> Task directions
Please return the lines of the data that contain "General".

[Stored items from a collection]

┌──

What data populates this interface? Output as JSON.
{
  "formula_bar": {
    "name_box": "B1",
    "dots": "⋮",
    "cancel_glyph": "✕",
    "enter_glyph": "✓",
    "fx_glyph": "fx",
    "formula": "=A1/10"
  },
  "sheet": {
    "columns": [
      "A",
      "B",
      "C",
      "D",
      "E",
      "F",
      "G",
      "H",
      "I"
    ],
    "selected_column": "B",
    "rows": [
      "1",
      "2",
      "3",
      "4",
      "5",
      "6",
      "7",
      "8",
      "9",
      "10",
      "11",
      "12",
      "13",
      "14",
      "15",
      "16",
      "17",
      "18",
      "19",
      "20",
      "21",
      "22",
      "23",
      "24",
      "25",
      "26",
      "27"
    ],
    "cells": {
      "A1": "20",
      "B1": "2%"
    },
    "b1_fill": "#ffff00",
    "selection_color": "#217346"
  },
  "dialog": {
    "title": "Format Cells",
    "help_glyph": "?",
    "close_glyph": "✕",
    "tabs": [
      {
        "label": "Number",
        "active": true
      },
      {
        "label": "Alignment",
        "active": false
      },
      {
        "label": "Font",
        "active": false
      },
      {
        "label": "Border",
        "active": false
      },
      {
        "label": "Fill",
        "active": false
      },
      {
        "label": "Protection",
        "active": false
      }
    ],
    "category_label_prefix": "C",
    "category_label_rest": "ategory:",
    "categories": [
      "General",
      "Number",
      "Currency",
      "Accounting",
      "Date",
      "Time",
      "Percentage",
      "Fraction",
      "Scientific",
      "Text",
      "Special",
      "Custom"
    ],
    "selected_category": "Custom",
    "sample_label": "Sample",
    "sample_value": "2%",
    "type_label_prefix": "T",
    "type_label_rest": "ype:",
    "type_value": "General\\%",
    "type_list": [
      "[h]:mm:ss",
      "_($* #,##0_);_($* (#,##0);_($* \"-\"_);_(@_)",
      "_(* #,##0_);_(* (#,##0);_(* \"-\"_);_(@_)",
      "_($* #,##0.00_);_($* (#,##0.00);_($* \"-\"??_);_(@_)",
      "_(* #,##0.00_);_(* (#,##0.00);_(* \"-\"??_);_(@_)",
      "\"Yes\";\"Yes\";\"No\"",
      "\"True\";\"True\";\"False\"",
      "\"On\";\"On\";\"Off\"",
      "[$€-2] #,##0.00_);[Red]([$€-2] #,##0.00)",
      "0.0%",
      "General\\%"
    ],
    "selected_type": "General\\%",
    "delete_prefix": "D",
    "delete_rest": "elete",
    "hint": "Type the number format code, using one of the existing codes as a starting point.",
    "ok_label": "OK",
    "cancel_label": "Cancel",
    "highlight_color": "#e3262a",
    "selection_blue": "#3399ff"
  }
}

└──

> Solution to this problem
      "General",
    "type_value": "General\\%",
      "General\\%"
    "selected_type": "General\\%",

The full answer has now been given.